A recent publication, Kuns – die Bloemhofversameling, published for the school by Tip Africa Publishing, shone a light on this remarkable collection, spanning 81 years. Every fortnight, we will take a closer look at one of the artists featured in the publication. First in line is Marlene Steyn, who talks about recurrent themes in her work.
A quick look at 30-year-old Marlene Steyn’s work online leaves the viewer paging through colourful, dreamlike landscapes filled with both beautiful and eerie images that seem to effortlessly flow from her brush onto the canvas.
At such a young age, this former Bloemhof pupil and art student has exhibited in major centres around the world and at Cape Town’s prestigious Zeitz MOCAA and Norval Foundation. She has also been lauded as one of 100 influential ceramic and clay artists in vogue today, as per Phaidon’s Vitamin C publication.
The work that this celebrated former pupil of Bloemhof donated to the Bloemhofversameling is on view in the school’s foyer – it is composed of a neat triangular installation that she personally oversaw for her mixed media painting A Head of Herselves, complemented by two small clay sculptures called Koeksisters Sisters.
Marlene Steyn is known to produce immersive, installation-based experiences, cultivating an expectation for her ever-increasing fantastic, constructed worlds. Her distinctive iconography is shaped by disturbing established themes in psychoanalytic theory and certain historical narratives of art, as well as by popular signifiers, borrowed from contemporary culture.

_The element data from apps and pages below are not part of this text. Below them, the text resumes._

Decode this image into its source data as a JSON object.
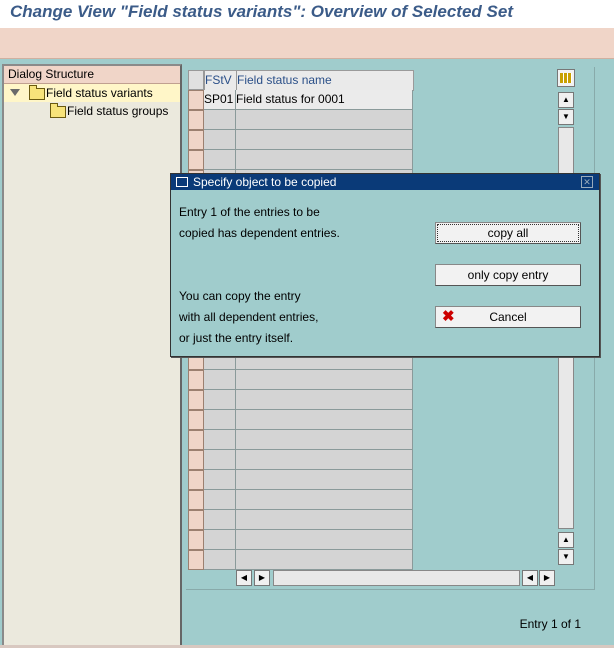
{
  "window": {
    "title": "Change View \"Field status variants\": Overview of Selected Set"
  },
  "tree": {
    "header": "Dialog Structure",
    "items": [
      {
        "label": "Field status variants",
        "selected": true,
        "expanded": true
      },
      {
        "label": "Field status groups",
        "selected": false
      }
    ]
  },
  "table": {
    "columns": [
      "FStV",
      "Field status name"
    ],
    "rows": [
      [
        "SP01",
        "Field status for 0001"
      ]
    ]
  },
  "dialog": {
    "title": "Specify object to be copied",
    "message_lines": [
      "Entry  1  of the entries to be",
      "copied has dependent entries."
    ],
    "info_lines": [
      "You can copy the entry",
      "with all dependent entries,",
      "or just the entry itself."
    ],
    "buttons": {
      "copy_all": "copy all",
      "only_copy": "only copy entry",
      "cancel": "Cancel"
    }
  },
  "status": {
    "entry_text": "Entry 1 of 1"
  },
  "colors": {
    "background": "#a0cccc",
    "title": "#3b5b88",
    "dialog_title_bar": "#0a3a78",
    "header_bar": "#f0d5c8"
  }
}
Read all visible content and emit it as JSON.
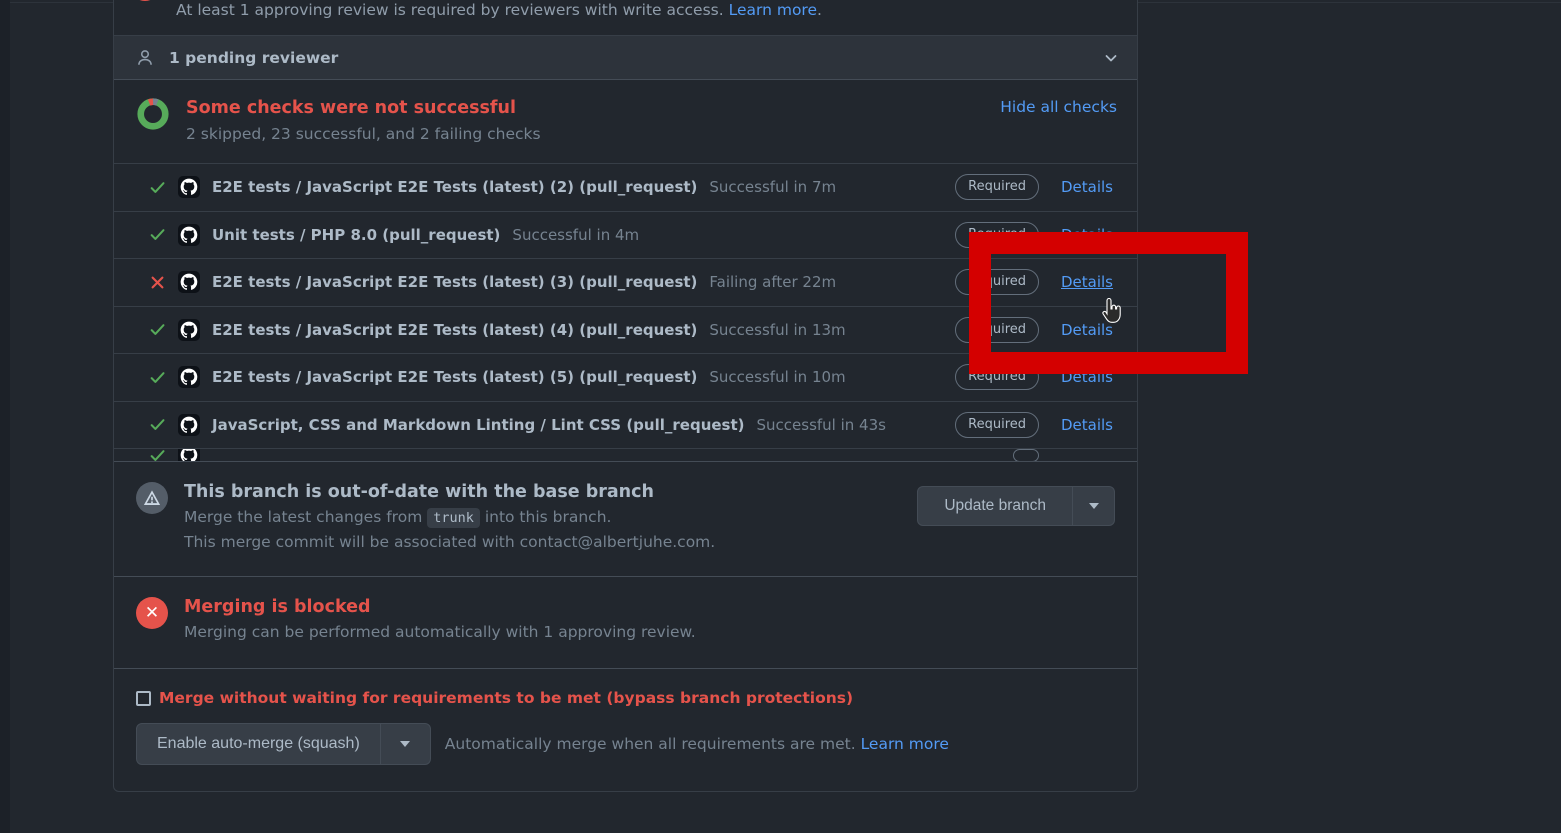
{
  "review_banner": {
    "text_before": "At least 1 approving review is required by reviewers with write access.",
    "link": "Learn more",
    "text_after": ".",
    "icon": "x-circle-icon"
  },
  "pending_reviewer": {
    "label": "1 pending reviewer",
    "icon": "person-icon",
    "expand_icon": "chevron-down-icon"
  },
  "checks": {
    "status_icon": "donut-progress-icon",
    "title": "Some checks were not successful",
    "summary": "2 skipped, 23 successful, and 2 failing checks",
    "toggle_label": "Hide all checks",
    "required_badge": "Required",
    "details_label": "Details",
    "rows": [
      {
        "state": "success",
        "app_icon": "github-actions-icon",
        "name": "E2E tests / JavaScript E2E Tests (latest) (2) (pull_request)",
        "desc": "Successful in 7m",
        "required": "Required",
        "details": "Details"
      },
      {
        "state": "success",
        "app_icon": "github-actions-icon",
        "name": "Unit tests / PHP 8.0 (pull_request)",
        "desc": "Successful in 4m",
        "required": "Required",
        "details": "Details"
      },
      {
        "state": "failure",
        "app_icon": "github-actions-icon",
        "name": "E2E tests / JavaScript E2E Tests (latest) (3) (pull_request)",
        "desc": "Failing after 22m",
        "required": "Required",
        "details": "Details"
      },
      {
        "state": "success",
        "app_icon": "github-actions-icon",
        "name": "E2E tests / JavaScript E2E Tests (latest) (4) (pull_request)",
        "desc": "Successful in 13m",
        "required": "Required",
        "details": "Details"
      },
      {
        "state": "success",
        "app_icon": "github-actions-icon",
        "name": "E2E tests / JavaScript E2E Tests (latest) (5) (pull_request)",
        "desc": "Successful in 10m",
        "required": "Required",
        "details": "Details"
      },
      {
        "state": "success",
        "app_icon": "github-actions-icon",
        "name": "JavaScript, CSS and Markdown Linting / Lint CSS (pull_request)",
        "desc": "Successful in 43s",
        "required": "Required",
        "details": "Details"
      }
    ]
  },
  "out_of_date": {
    "icon": "alert-icon",
    "title": "This branch is out-of-date with the base branch",
    "line1_before": "Merge the latest changes from",
    "branch": "trunk",
    "line1_after": "into this branch.",
    "line2": "This merge commit will be associated with contact@albertjuhe.com.",
    "button_label": "Update branch",
    "button_caret": "chevron-down-icon"
  },
  "blocked": {
    "icon": "x-circle-icon",
    "title": "Merging is blocked",
    "subtitle": "Merging can be performed automatically with 1 approving review."
  },
  "bypass": {
    "checkbox_label": "Merge without waiting for requirements to be met (bypass branch protections)",
    "checked": false,
    "automerge_button": "Enable auto-merge (squash)",
    "automerge_caret": "chevron-down-icon",
    "note_text": "Automatically merge when all requirements are met.",
    "note_link": "Learn more"
  },
  "annotation": {
    "type": "highlight-rectangle",
    "color": "#d40000"
  },
  "cursor": {
    "type": "pointer-hand-cursor"
  },
  "colors": {
    "page_bg": "#22272e",
    "border": "#373e47",
    "text_primary": "#adbac7",
    "text_muted": "#768390",
    "link": "#539bf5",
    "danger": "#e5534b",
    "success": "#57ab5a",
    "annotation": "#d40000"
  }
}
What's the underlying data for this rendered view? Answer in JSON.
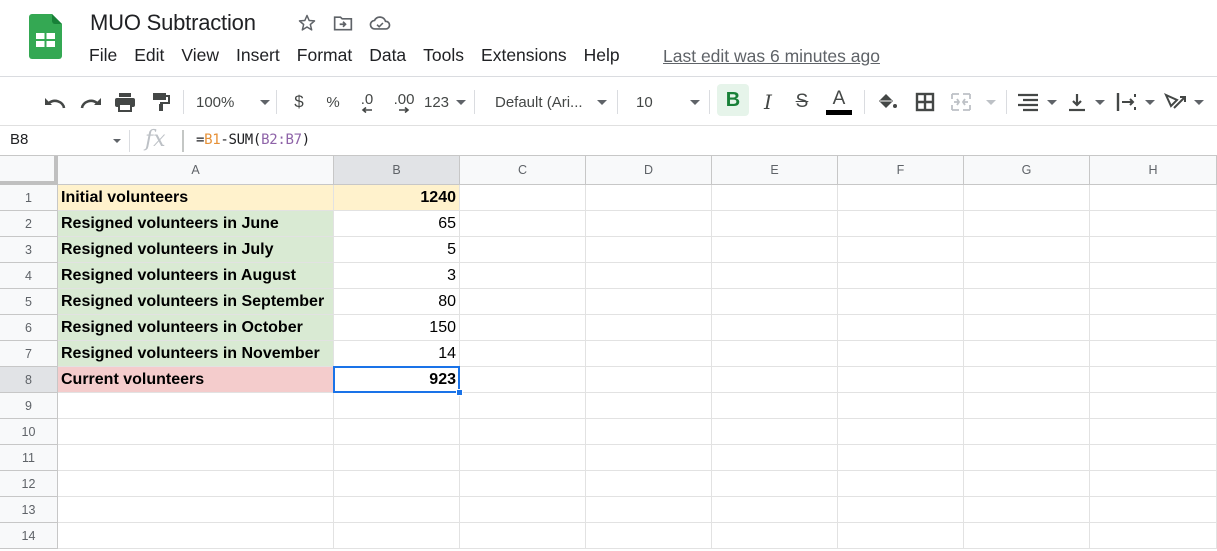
{
  "app": {
    "title": "MUO Subtraction",
    "last_edit": "Last edit was 6 minutes ago",
    "menu": [
      "File",
      "Edit",
      "View",
      "Insert",
      "Format",
      "Data",
      "Tools",
      "Extensions",
      "Help"
    ]
  },
  "toolbar": {
    "zoom": "100%",
    "currency": "$",
    "percent": "%",
    "decrease_decimal": ".0",
    "increase_decimal": ".00",
    "number_format": "123",
    "font": "Default (Ari...",
    "font_size": "10",
    "bold": "B",
    "italic": "I",
    "strikethrough": "S",
    "text_color_letter": "A",
    "text_color": "#000000"
  },
  "formula_bar": {
    "cell_ref": "B8",
    "fx": "fx",
    "formula_parts": [
      "=",
      "B1",
      "-SUM(",
      "B2:B7",
      ")"
    ]
  },
  "sheet": {
    "columns": [
      "A",
      "B",
      "C",
      "D",
      "E",
      "F",
      "G",
      "H"
    ],
    "row_numbers": [
      "1",
      "2",
      "3",
      "4",
      "5",
      "6",
      "7",
      "8",
      "9",
      "10",
      "11",
      "12",
      "13",
      "14"
    ],
    "selected_cell": "B8",
    "colors": {
      "initial_fill": "#fff2cc",
      "resigned_fill": "#d9ead3",
      "current_fill": "#f4cccc",
      "selection": "#1a73e8"
    },
    "rows": [
      {
        "label": "Initial volunteers",
        "value": "1240",
        "bold_value": true,
        "fill": "initial"
      },
      {
        "label": "Resigned volunteers in June",
        "value": "65",
        "bold_value": false,
        "fill": "resigned"
      },
      {
        "label": "Resigned volunteers in July",
        "value": "5",
        "bold_value": false,
        "fill": "resigned"
      },
      {
        "label": "Resigned volunteers in August",
        "value": "3",
        "bold_value": false,
        "fill": "resigned"
      },
      {
        "label": "Resigned volunteers in September",
        "value": "80",
        "bold_value": false,
        "fill": "resigned"
      },
      {
        "label": "Resigned volunteers in October",
        "value": "150",
        "bold_value": false,
        "fill": "resigned"
      },
      {
        "label": "Resigned volunteers in November",
        "value": "14",
        "bold_value": false,
        "fill": "resigned"
      },
      {
        "label": "Current volunteers",
        "value": "923",
        "bold_value": true,
        "fill": "current"
      }
    ]
  }
}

Adept at choosing telling details, Steyn reviews familiar objects to create uncanny motifs through repetition and unpredictable combinations. Using anchor points such as the androgynous figure, the fried egg, and braided ropes of hair, she reinforces the symbolic visual language that has become the cornerstone of her practice.
The charm of her work lies in the playful themes and upbeat colours that evoke a fantastical world where objects and people merge, often intertwined with long strands of blonde hair, or punctuated with – of all things – a suspended eyeball or fried egg – frequently seen in her work yet somehow never out of place.
Her interest in the subconscious and the inspiration it offers is evident in the revealing titles of her solo exhibitions: Shouty Insides; Your Skin is Not the Best Hiding Place; Unbuttoning my Belly, Womandla and I Knot: Knot I, to mention a few.
Read more about Marlene Steyn and other South African artists in the 2020 art publication Kuns – Die Bloemhofversameling, published by Tip Africa Publishing. You can order your copy directly from the school at R300 (+ R99 for counter-to-counter delivery). Contact Maryna de Waal on 0769728836 or send an email to firstname.lastname@example.org.